Materials provided Start Marker

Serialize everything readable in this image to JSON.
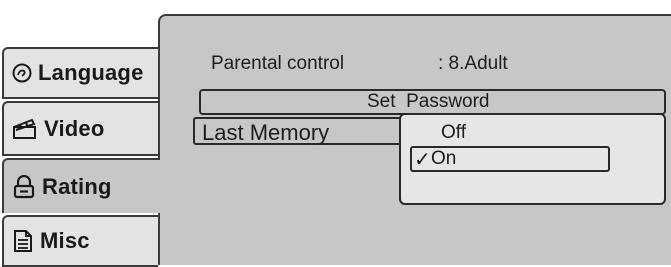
{
  "tabs": [
    {
      "label": "Language",
      "icon": "language-icon"
    },
    {
      "label": "Video",
      "icon": "clapperboard-icon"
    },
    {
      "label": "Rating",
      "icon": "lock-icon",
      "active": true
    },
    {
      "label": "Misc",
      "icon": "document-icon"
    }
  ],
  "rating": {
    "parental_label": "Parental control",
    "parental_value": ": 8.Adult",
    "set_password_label": "Set  Password",
    "last_memory_label": "Last Memory"
  },
  "dropdown": {
    "options": [
      {
        "label": "Off",
        "selected": false
      },
      {
        "label": "On",
        "selected": true
      }
    ],
    "check_glyph": "✓"
  },
  "colors": {
    "panel": "#c7c7c7",
    "tab": "#e3e3e3",
    "dropdown": "#e6e6e6",
    "border": "#2a2a2a"
  }
}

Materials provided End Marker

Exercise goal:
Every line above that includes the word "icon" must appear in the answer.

Task result:
      "icon": "language-icon"
      "icon": "clapperboard-icon"
      "icon": "lock-icon",
      "icon": "document-icon"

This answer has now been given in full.